Large majority of American Jews support the agreement
American Jews are more aware of the agreement
Support for the agreemtne cuts across different demographic groups
GBA Strategies designed the questionnaire for this national survey of American Jewish adults. The survey was conducted July 21-23, 2015 and includes 1,000 self-identified Jews. The survey is subject to a margin of error of +/- 3.1 percentage points at the 95 percent confidence level.
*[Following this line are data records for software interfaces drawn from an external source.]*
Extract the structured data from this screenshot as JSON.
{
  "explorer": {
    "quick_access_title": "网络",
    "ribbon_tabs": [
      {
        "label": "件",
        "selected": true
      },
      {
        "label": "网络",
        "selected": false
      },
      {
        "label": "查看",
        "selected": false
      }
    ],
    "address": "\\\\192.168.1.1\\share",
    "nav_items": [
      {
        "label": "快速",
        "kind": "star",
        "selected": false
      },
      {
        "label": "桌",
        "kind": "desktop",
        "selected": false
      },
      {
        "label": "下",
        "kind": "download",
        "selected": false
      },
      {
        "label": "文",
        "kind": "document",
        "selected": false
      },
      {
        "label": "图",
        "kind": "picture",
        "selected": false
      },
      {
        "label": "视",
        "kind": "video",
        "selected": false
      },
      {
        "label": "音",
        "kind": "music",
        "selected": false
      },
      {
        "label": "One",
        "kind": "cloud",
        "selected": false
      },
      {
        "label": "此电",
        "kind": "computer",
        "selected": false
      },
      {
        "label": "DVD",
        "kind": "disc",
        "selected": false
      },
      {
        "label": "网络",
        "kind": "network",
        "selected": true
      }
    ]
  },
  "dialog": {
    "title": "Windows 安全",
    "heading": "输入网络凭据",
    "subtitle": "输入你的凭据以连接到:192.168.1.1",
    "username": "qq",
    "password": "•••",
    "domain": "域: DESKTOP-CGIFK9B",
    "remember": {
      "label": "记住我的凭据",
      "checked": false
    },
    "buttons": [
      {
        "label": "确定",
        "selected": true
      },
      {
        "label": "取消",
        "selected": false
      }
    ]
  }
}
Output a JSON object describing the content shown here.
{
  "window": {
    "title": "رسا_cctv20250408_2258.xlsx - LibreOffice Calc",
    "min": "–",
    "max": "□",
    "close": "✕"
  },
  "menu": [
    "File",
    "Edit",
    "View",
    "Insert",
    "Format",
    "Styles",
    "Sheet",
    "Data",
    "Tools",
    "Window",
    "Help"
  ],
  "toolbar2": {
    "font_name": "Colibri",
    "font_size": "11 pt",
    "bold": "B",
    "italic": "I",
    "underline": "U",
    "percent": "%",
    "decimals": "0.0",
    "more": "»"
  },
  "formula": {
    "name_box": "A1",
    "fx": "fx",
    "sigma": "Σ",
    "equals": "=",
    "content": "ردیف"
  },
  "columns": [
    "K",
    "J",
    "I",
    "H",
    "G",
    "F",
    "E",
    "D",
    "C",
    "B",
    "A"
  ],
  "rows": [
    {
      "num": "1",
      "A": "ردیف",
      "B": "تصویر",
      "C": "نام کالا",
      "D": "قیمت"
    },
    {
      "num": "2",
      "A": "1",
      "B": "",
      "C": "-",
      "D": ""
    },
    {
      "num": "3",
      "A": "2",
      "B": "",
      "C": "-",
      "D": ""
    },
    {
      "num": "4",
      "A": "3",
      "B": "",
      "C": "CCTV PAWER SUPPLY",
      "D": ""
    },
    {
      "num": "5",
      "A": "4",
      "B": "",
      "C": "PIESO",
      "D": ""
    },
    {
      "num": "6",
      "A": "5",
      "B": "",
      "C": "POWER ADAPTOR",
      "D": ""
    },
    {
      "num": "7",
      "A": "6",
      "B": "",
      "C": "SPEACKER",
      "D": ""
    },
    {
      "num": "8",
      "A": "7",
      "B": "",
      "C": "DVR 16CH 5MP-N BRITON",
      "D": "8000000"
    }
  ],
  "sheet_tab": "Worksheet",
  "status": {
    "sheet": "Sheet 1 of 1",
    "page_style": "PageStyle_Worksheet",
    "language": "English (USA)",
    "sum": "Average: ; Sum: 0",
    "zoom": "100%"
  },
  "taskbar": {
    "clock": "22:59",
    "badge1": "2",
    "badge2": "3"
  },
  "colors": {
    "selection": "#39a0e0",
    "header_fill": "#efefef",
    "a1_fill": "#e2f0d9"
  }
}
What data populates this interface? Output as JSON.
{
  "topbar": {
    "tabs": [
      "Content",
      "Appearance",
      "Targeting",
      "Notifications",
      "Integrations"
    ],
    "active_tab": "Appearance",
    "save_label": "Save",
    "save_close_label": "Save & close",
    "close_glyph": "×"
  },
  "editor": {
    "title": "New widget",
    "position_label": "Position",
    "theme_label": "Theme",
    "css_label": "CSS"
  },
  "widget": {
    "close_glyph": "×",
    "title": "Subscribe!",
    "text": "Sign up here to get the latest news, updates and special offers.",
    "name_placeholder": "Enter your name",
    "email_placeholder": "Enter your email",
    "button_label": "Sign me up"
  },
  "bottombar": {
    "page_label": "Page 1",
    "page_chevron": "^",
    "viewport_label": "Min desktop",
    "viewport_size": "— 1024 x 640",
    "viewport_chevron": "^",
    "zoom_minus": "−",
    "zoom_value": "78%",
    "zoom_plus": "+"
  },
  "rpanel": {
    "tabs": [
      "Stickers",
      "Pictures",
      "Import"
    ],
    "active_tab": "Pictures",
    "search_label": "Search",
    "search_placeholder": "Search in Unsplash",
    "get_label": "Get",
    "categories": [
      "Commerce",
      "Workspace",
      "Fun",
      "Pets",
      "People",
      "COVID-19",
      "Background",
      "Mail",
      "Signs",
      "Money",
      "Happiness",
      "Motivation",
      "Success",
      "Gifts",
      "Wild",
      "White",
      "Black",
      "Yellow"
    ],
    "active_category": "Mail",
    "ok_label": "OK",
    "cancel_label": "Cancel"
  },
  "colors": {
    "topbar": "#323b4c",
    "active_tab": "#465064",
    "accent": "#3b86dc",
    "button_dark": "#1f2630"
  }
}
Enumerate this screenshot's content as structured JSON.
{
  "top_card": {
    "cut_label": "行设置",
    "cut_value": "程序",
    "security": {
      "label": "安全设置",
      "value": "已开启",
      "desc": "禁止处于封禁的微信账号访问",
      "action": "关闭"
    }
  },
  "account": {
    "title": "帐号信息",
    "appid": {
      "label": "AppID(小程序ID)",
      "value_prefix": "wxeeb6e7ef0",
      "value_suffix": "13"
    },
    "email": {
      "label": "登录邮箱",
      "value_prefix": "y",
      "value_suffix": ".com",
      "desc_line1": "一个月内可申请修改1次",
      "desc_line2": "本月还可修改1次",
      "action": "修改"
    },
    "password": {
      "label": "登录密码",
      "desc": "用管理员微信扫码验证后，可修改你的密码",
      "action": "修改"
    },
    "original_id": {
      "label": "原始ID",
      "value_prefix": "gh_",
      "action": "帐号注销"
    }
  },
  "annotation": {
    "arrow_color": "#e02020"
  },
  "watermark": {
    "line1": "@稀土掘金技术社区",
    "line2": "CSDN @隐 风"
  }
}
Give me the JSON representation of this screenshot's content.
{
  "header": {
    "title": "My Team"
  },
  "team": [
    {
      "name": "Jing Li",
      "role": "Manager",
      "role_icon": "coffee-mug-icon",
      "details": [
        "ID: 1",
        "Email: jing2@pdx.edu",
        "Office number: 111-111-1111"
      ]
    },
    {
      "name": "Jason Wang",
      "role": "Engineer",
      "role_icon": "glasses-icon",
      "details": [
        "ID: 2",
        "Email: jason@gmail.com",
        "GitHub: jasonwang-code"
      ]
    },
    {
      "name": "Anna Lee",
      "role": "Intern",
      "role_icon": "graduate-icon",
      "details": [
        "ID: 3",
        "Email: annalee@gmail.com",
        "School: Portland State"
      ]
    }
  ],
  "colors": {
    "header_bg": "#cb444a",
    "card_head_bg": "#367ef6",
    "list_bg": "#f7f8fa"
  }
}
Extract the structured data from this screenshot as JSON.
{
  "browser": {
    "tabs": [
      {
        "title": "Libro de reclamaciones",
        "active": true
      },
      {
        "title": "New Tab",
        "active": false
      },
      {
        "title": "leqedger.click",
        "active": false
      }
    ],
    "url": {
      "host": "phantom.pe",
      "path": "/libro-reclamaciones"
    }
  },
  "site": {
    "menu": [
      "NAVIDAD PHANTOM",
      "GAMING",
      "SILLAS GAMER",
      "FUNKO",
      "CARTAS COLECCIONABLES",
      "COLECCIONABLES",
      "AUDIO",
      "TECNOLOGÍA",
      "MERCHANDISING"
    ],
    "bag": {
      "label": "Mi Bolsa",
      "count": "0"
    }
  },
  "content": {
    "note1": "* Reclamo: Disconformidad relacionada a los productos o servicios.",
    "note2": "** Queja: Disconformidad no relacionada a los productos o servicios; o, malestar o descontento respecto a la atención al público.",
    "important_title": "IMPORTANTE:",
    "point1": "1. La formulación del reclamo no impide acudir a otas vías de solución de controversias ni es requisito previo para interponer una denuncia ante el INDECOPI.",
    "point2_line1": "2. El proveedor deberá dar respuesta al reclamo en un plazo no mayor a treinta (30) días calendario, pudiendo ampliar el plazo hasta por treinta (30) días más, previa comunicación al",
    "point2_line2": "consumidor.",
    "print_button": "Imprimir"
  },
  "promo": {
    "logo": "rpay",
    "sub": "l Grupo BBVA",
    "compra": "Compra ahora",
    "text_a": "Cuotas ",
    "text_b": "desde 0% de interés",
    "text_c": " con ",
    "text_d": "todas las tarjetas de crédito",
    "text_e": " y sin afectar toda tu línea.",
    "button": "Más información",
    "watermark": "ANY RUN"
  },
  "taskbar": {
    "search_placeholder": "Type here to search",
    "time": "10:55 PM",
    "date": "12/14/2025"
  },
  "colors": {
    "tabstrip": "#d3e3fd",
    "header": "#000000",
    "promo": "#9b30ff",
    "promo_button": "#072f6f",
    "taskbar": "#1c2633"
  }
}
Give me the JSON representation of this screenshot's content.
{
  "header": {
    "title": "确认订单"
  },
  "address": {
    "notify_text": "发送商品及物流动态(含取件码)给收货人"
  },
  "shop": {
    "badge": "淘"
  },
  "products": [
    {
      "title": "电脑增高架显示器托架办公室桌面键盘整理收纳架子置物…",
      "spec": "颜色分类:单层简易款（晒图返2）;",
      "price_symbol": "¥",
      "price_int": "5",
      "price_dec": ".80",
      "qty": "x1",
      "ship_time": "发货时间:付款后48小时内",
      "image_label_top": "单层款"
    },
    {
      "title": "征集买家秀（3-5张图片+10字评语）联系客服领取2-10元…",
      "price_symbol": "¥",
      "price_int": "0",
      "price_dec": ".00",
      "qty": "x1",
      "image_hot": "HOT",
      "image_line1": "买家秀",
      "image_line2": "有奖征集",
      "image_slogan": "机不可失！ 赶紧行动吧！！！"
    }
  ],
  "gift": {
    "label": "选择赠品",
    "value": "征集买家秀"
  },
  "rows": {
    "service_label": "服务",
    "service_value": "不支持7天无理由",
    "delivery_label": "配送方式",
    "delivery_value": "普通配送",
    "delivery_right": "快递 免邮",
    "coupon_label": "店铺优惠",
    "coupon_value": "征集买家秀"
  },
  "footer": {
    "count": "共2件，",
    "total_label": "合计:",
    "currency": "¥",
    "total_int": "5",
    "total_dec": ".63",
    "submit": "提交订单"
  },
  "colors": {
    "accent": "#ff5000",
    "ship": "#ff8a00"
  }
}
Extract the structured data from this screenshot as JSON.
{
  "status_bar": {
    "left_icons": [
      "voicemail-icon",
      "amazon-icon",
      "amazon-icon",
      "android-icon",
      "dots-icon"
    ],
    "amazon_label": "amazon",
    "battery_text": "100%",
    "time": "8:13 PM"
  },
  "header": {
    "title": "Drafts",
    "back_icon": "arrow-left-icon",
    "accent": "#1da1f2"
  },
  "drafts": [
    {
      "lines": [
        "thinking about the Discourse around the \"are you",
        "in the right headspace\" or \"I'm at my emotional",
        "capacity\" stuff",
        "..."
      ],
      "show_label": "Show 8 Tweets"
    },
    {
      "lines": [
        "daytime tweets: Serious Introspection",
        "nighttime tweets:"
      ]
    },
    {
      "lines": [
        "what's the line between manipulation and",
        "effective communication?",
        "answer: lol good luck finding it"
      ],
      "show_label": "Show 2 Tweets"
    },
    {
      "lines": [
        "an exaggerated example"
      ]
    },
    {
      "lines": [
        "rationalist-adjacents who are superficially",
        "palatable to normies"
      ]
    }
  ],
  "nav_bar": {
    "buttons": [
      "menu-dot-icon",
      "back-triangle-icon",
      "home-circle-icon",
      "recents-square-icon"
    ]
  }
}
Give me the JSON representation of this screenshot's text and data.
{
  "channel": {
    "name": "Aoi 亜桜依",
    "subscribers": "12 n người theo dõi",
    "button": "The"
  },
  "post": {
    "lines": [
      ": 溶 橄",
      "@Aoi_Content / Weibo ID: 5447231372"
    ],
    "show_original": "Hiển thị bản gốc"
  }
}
GBA Strategies contracted the research company Mountain West Research Center to administer the survey by email invitation to its web-based panel, which is regularly updated and consists of nearly 900,000 Americans.
Respondents were screened at the beginning of the survey when they were first asked for their religion and then, if they did not identify themselves as Jewish by religion, they were asked again if they considered themselves Jewish.